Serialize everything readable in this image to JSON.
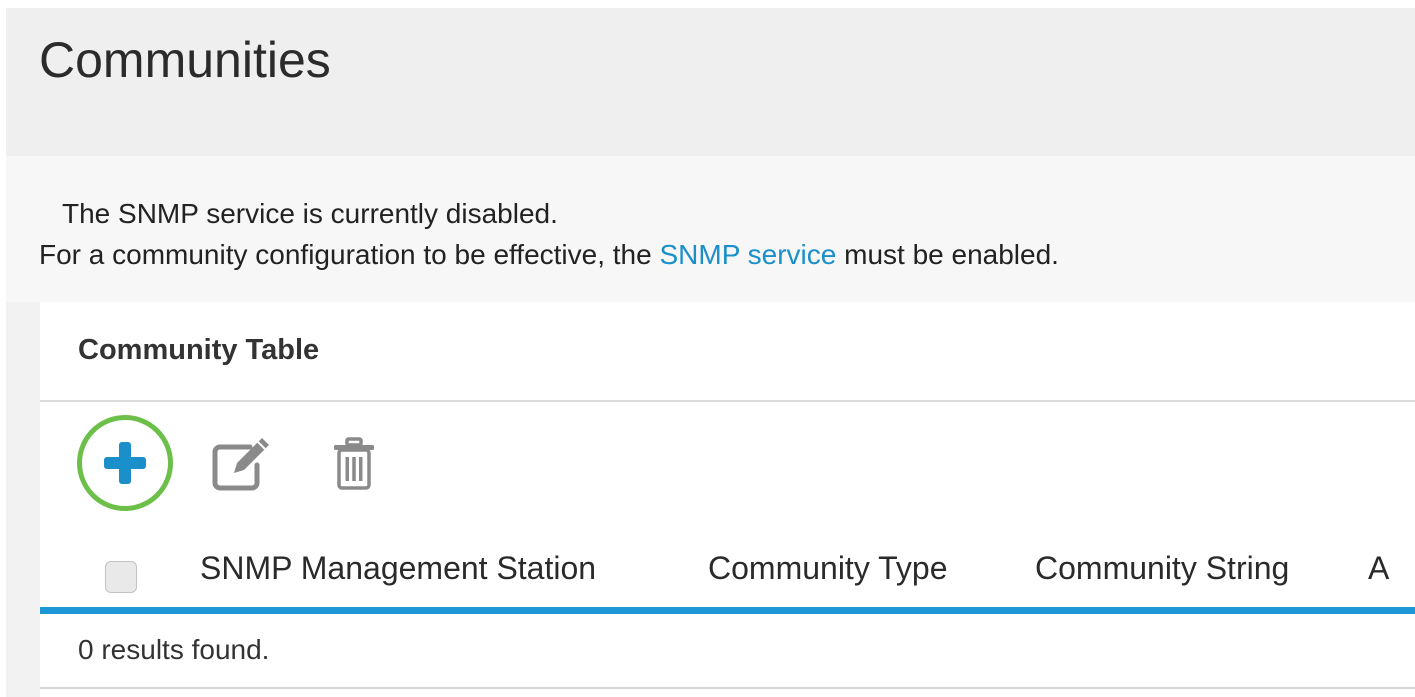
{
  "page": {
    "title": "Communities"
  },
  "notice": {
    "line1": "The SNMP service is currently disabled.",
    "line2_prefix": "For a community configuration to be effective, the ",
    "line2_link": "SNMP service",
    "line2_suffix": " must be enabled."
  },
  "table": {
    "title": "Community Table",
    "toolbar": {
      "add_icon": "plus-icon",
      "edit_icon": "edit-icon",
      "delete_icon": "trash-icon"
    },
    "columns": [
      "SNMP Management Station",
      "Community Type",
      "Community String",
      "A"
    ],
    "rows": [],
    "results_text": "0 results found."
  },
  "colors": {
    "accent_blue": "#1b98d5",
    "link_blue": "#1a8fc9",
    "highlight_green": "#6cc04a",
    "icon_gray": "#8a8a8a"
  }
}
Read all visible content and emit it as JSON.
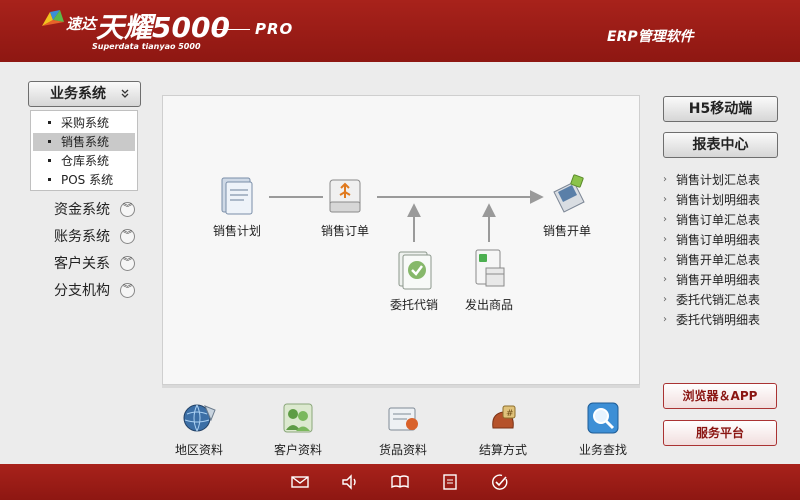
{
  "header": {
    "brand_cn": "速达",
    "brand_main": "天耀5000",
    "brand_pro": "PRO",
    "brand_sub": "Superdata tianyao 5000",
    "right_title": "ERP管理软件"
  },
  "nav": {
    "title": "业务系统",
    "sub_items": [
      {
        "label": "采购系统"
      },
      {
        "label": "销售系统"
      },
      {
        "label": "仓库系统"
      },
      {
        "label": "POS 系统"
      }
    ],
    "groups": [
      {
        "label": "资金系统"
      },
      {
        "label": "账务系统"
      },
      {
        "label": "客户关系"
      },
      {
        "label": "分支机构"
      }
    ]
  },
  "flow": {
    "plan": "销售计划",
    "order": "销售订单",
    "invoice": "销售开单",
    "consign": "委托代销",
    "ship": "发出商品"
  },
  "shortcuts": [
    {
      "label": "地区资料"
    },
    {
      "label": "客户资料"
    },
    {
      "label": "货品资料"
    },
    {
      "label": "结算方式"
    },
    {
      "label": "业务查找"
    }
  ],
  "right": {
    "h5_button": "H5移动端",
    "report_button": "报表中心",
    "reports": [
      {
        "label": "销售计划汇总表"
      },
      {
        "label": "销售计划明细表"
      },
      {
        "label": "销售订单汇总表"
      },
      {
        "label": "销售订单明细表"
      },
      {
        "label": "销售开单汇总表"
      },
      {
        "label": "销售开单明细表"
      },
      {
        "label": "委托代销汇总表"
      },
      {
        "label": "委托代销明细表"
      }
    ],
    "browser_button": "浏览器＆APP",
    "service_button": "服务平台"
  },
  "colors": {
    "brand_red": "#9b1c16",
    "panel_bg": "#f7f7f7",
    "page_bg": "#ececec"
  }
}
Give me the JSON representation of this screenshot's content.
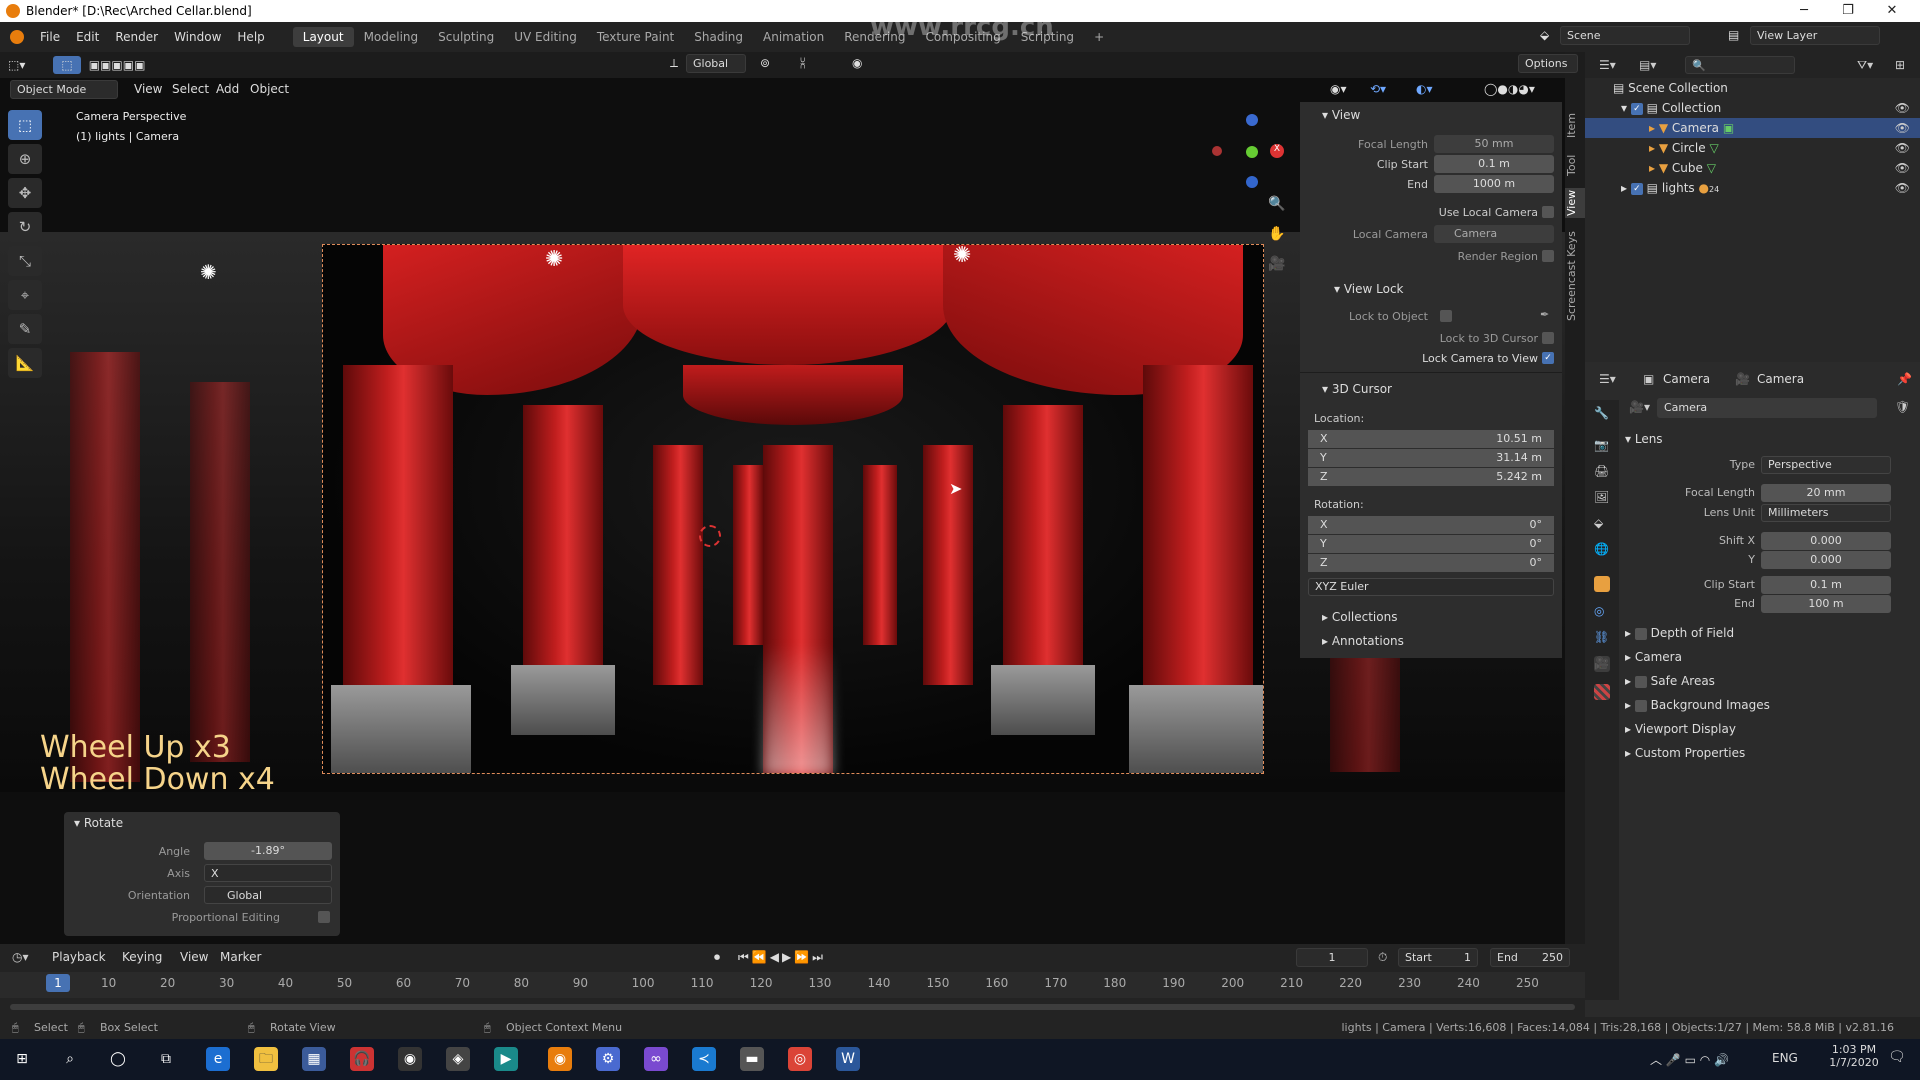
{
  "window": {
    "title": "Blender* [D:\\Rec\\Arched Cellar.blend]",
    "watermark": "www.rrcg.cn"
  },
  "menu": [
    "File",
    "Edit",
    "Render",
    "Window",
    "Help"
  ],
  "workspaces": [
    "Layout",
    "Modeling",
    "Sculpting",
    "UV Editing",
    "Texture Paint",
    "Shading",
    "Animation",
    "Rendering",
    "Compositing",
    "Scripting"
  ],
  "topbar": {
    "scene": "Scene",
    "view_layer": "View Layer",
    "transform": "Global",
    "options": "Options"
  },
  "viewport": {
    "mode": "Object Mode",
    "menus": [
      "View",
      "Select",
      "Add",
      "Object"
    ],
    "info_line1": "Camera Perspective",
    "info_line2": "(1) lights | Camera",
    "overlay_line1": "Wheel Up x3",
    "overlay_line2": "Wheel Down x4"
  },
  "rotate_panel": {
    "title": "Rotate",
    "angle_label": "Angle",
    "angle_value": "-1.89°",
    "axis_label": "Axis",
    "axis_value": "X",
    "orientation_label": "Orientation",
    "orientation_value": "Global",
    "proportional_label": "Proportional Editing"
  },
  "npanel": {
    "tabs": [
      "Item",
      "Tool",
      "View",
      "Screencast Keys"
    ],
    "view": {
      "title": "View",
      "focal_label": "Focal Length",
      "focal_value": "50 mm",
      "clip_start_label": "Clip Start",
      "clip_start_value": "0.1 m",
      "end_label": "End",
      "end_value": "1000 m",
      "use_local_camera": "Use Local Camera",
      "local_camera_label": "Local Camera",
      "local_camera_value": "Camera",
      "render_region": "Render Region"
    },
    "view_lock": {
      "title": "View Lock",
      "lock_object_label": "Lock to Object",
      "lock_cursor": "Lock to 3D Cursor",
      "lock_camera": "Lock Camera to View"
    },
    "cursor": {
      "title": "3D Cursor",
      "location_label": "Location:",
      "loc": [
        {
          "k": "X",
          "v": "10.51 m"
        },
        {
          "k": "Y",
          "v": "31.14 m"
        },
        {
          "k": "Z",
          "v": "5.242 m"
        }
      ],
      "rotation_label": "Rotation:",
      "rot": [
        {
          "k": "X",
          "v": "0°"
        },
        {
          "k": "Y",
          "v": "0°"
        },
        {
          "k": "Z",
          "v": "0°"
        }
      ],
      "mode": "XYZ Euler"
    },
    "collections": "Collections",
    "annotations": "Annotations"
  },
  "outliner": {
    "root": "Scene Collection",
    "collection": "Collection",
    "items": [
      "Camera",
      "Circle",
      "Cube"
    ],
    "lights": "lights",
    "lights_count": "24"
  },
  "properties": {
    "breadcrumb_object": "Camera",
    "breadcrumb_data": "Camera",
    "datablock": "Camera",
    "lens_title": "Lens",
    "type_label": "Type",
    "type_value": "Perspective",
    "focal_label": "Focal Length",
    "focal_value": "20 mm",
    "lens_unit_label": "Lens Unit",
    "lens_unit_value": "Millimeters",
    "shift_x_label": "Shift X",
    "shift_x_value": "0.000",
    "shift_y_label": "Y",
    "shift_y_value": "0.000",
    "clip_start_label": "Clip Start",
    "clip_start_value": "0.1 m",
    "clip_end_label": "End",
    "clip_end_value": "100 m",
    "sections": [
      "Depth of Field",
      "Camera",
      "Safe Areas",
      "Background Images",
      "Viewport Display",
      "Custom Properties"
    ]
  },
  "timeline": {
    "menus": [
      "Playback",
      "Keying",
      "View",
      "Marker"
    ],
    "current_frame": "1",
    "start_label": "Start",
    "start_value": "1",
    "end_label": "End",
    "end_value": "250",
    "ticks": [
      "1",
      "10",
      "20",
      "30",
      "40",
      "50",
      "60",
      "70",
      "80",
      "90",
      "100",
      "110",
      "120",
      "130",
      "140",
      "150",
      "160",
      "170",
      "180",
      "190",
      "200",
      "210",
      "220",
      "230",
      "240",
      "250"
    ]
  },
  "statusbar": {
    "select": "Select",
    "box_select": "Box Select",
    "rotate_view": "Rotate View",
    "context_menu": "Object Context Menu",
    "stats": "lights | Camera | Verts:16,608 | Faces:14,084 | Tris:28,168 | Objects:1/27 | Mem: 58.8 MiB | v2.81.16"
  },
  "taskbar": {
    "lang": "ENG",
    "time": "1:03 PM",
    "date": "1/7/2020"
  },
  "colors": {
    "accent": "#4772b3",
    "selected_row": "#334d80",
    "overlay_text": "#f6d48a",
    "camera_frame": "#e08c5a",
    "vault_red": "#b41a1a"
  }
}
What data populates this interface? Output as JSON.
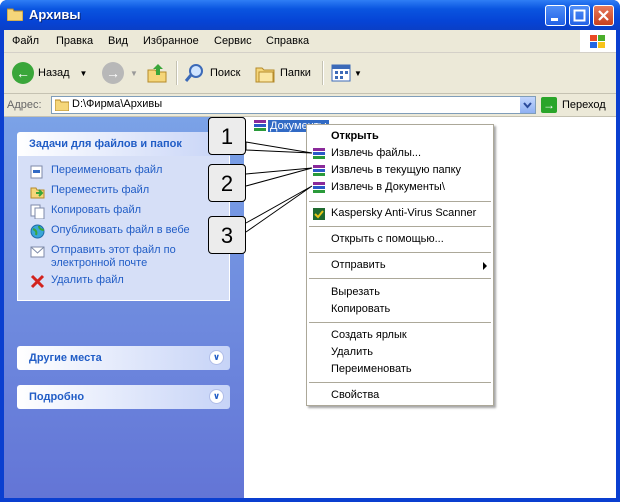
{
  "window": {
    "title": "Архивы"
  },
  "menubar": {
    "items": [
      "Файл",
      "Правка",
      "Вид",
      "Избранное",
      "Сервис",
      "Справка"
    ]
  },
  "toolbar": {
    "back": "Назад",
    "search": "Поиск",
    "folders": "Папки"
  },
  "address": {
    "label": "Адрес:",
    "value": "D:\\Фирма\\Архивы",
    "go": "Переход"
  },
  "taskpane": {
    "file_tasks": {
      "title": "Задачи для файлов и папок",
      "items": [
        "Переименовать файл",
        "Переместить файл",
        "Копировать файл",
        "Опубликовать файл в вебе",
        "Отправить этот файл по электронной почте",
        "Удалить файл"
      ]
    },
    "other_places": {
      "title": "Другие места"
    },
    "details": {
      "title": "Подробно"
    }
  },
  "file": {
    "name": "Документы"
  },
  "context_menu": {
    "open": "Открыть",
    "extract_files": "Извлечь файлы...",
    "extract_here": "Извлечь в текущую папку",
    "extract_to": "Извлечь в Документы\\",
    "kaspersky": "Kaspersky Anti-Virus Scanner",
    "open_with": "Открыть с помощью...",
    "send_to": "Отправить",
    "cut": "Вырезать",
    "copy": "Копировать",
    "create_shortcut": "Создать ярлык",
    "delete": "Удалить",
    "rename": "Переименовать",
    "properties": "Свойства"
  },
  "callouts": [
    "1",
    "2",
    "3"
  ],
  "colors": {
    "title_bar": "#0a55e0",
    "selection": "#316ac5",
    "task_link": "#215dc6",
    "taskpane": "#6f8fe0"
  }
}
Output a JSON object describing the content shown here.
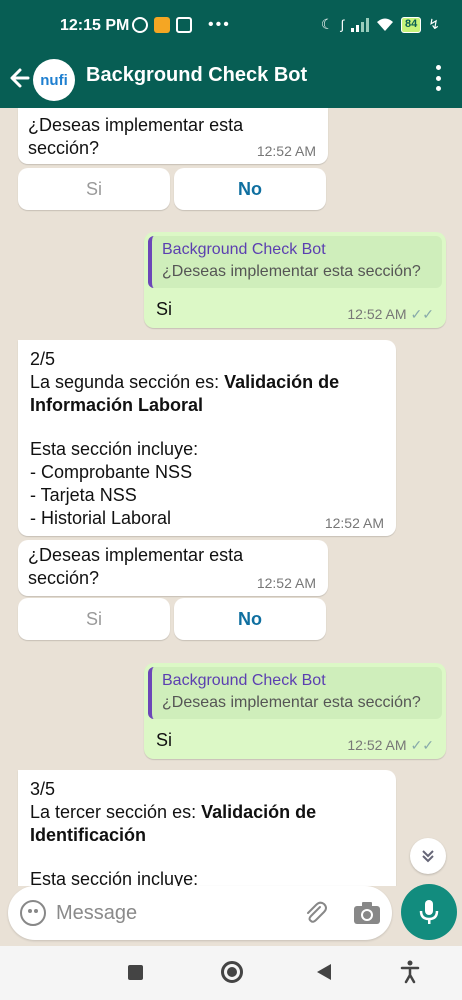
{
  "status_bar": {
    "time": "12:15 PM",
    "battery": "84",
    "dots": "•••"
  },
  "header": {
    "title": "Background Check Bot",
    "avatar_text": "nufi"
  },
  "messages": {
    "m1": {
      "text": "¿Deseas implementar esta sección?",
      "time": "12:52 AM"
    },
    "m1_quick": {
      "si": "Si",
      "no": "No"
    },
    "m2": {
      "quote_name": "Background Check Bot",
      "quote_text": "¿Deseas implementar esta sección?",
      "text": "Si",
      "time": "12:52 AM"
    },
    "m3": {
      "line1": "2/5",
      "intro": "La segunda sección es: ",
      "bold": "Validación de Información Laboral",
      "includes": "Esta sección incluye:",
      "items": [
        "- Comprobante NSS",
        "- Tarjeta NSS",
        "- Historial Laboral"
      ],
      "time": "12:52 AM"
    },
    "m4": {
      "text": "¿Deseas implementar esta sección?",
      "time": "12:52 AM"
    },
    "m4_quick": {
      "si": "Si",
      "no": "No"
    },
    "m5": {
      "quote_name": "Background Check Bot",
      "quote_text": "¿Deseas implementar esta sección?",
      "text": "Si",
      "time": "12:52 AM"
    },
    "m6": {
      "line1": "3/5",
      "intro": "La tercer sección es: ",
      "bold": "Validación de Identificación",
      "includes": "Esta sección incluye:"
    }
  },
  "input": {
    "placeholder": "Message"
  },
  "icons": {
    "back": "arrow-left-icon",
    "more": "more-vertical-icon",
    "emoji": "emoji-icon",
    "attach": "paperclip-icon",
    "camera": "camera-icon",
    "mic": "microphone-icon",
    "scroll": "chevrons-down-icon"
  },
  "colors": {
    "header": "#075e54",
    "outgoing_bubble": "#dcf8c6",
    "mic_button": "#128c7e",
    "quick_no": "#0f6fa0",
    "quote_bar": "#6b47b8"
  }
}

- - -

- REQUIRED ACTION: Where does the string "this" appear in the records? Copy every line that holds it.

- WRITTEN SOLUTION:
Serialize everything readable in this image to JSON.
Give me the JSON representation of this screenshot's content.
What data populates this interface? Output as JSON.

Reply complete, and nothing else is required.